For ages, man has hammered against rock to obtain precious materials from the earth's surface. This can coal, ore, diamonds and other minerals but during that time, metal detectors were both crude and primitive. It is only by hitting the ground and listening to the sound that will determine if there was something underneath.
It was not until the 1930's that engineers were able to develop a system that works based on the radio frequency. This was better than using the hammer in the past but the device was quite heavy with a heavy battery pack carried on the person's back.
Further improvement with this machine happened during the second world war. Soldiers used this to clear an area of landmines so that troops can move forward. The metal detector became useful again when incidents of hijacking occurred in the 1970's, which prompted airports and other vital installations to come up with a way to deter such a threat.
Today, the security metal detector comes in all shapes and sizes. Security personnel can use a stationary machine where the person has to walk through to check for knives, bombs and concealed weapons. In places that this is not applicable, the hand held version can be used.
Users of the security metal detectors can increase the sensitivity of the machine. This means the alarm will even sound if the individual has a set of keys, a mobile phone or some coins in the pocket.
The person will just have to bring it out to show the one manning the gate before going any further.
But the metal detector is not only used for security. Hobbyists and archeologists also use this to either find buried treasure or artifacts. There are also different models available and the high tech versions can determine the size, weight and description of the object even before this has been excavated.
The difference in terms with those used by security and hobbyists is that those assigned at a certain posts do not need to use headphones.
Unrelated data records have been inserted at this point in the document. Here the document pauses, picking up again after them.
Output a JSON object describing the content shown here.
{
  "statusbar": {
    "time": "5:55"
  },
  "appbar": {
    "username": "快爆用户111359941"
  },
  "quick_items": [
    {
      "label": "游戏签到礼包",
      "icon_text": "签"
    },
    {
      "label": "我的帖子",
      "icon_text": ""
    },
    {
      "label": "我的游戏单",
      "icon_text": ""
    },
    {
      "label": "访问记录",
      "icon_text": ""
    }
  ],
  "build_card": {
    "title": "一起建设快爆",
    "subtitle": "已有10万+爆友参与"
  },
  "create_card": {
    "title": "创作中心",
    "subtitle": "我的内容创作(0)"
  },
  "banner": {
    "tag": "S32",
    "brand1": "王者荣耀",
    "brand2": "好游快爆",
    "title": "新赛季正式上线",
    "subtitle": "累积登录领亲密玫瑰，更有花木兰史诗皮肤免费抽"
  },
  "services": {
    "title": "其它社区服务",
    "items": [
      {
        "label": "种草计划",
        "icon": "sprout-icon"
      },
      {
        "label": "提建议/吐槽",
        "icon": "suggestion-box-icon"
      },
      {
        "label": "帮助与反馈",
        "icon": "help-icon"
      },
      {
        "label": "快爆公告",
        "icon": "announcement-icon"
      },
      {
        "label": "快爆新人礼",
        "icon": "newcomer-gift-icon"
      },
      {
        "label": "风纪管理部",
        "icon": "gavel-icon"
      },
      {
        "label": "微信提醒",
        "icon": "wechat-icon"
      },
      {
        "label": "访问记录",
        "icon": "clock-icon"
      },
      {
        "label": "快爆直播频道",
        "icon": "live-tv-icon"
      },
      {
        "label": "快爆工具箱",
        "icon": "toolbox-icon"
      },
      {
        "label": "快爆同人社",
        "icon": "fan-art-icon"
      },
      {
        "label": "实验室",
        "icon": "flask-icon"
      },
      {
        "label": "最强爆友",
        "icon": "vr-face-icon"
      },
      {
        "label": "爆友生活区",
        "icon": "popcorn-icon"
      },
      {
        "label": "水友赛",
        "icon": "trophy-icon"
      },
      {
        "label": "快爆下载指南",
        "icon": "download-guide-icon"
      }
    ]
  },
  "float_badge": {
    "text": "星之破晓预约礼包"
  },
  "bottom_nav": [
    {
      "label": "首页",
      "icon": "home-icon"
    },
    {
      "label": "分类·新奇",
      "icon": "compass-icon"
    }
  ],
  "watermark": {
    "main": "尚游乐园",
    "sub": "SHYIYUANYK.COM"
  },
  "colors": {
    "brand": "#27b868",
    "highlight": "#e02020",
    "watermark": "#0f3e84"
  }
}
When something is detected, the people there will will immediately go request the person to empty the pockets and walk through the machine again to make sure there are no problems.
Should the alarm still sound, there could still be something on the person or there is a problem with the machine.
Metal detectors have evolved from simply searching for minerals to applications for military and civil use and this will continue until a better machine comes along to replace the old system.